“I would argue that actually passing this bill will support at the border,” claims Simpson, the co-sponsor of the farm workforce bill, which he argues will discourage unlawful immigration.
“I you should not assume we are going to have as a lot of people today coming across since these men and women will be below legally,” he suggests. “They are going to be equipped to come and go.”
A new pathway to everlasting authorized status for farm workers
The invoice would build a pathway to long term lawful position for farmworkers who can display they have labored in agriculture for at the very least 8 many years. Immigration hardliners do not like that, arguing that it’s giving “amnesty” to immigrants who’ve been doing the job illegally in the U.S. for several years, at the price of indigenous-born employees.
But the bill’s supporters say the pathway to a eco-friendly card is not simple, and it can be not quick.
“It can be not going to get a position away from a citizen,” suggests Barnwell, who’s been developing apples in North Carolina due to the fact the 1980s. He now farms about 160 acres, showcasing numerous distinct varieties of apples and giving companies this sort of as Gerber and McDonald’s, as properly as local farmers marketplaces close to North Carolina.
Barnwell states growers in the region have lengthy depended on migrant and immigrant labor to harvest apples and other crops that need to have to be picked by hand, which includes peaches and tomatoes.
“You’re not likely to get a person that is born and raised in the United States to go out into the industry and select apples, or go into that field and harvest tomatoes. It is tricky, tough perform,” Barnwell states.
Barnwell has been seeking for decades to influence his GOP reps to aid a bill like this one particular, he suggests. “It truly is not everything we require by any extend of the creativity,” he claims. “But it is a fantastic 1st move about making sure us a stable workforce.”
Some advocates go even even more. Rebecca Shi, the govt director of the American Business enterprise Immigration Council, argues the monthly bill would aid fight inflation by stabilizing the cost of farm labor.
“We go to the grocery retail outlet.

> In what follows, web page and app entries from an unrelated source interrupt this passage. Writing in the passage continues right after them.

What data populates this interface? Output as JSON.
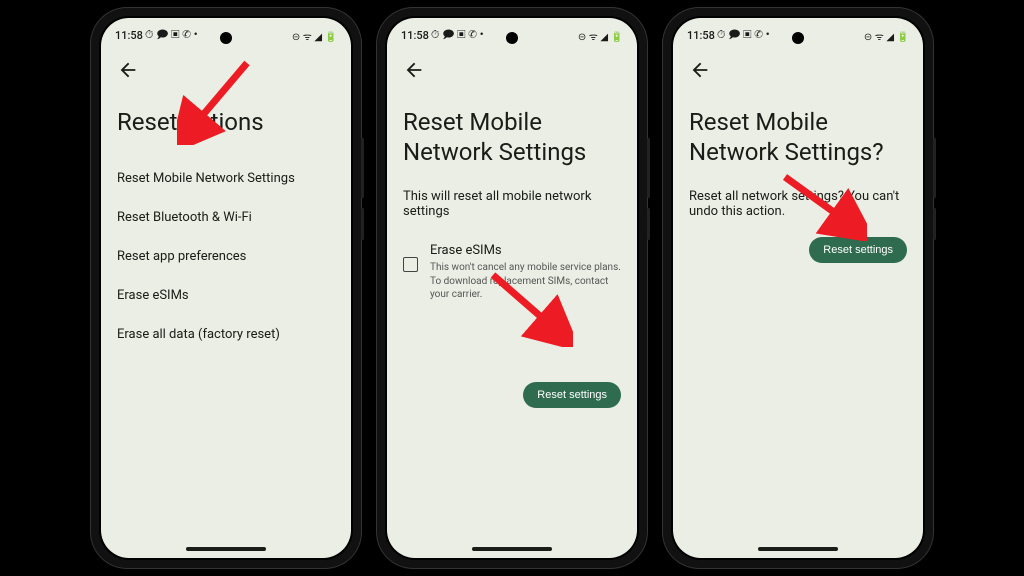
{
  "status": {
    "time": "11:58",
    "left_icons": "⏱ 🗩 ▣ ✆ •",
    "right_icons": "⊝ ᯤ ◢ 🔋"
  },
  "screen1": {
    "title": "Reset options",
    "items": [
      "Reset Mobile Network Settings",
      "Reset Bluetooth & Wi-Fi",
      "Reset app preferences",
      "Erase eSIMs",
      "Erase all data (factory reset)"
    ]
  },
  "screen2": {
    "title": "Reset Mobile Network Settings",
    "description": "This will reset all mobile network settings",
    "option_title": "Erase eSIMs",
    "option_sub": "This won't cancel any mobile service plans. To download replacement SIMs, contact your carrier.",
    "button": "Reset settings"
  },
  "screen3": {
    "title": "Reset Mobile Network Settings?",
    "description": "Reset all network settings? You can't undo this action.",
    "button": "Reset settings"
  }
}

We see the selling price of eggs or milk, our poultry meats soaring at historic fees,” Shi states. “Now inflation’s going to hold likely up except we handle this at the root induce, which is labor. We need to have more workers.”
Skeptics doubt that the invoice would do considerably to lower food selling prices in the around-time period, noting that high energy prices are also a major issue.
A narrow window in advance of Congress adjourns for the calendar year
Supporters say the farm workforce invoice represents a fragile stability between the interests of farmworkers and their employers. And whilst that compromise has not satisfied every person in either camp, backers say it has large-ranging support throughout the two.
The version passed by the House would expand the use of H-2A agricultural visas, which are at present seasonal, to allow for some employees to remain in the U.S. yr-round. It also mandates the use of the E-Validate system to verify that all agriculture employees are suitable to perform legally.
The bill’s sponsors in the Senate are expected to launch their model soon. If it would not pass before the end of the 12 months, its supporters will have to start off about yet again in the up coming Congress, when Republicans could have a slender the vast majority in the Home.
Even the bill’s GOP co-sponsor Mike Simpson thinks that would be difficult.
“It will be more durable in a Republican meeting to get this monthly bill through,” Simpson says. “They’ll want to make far too quite a few modifications.”
It will not likely be straightforward in the lame duck session, both.
“There are some silent negotiations. There are member-stage talks happening, which is vital to transferring something in immigration,” claims Kristie De Peña, an expert on immigration coverage at the Niskanen Middle in Washington, D.C.
De Peña rated the possibilities of the bill passing prior to the conclude of the 12 months as “trim” – but she didn’t rule it out, either. “I would not put them at zero,” she claims.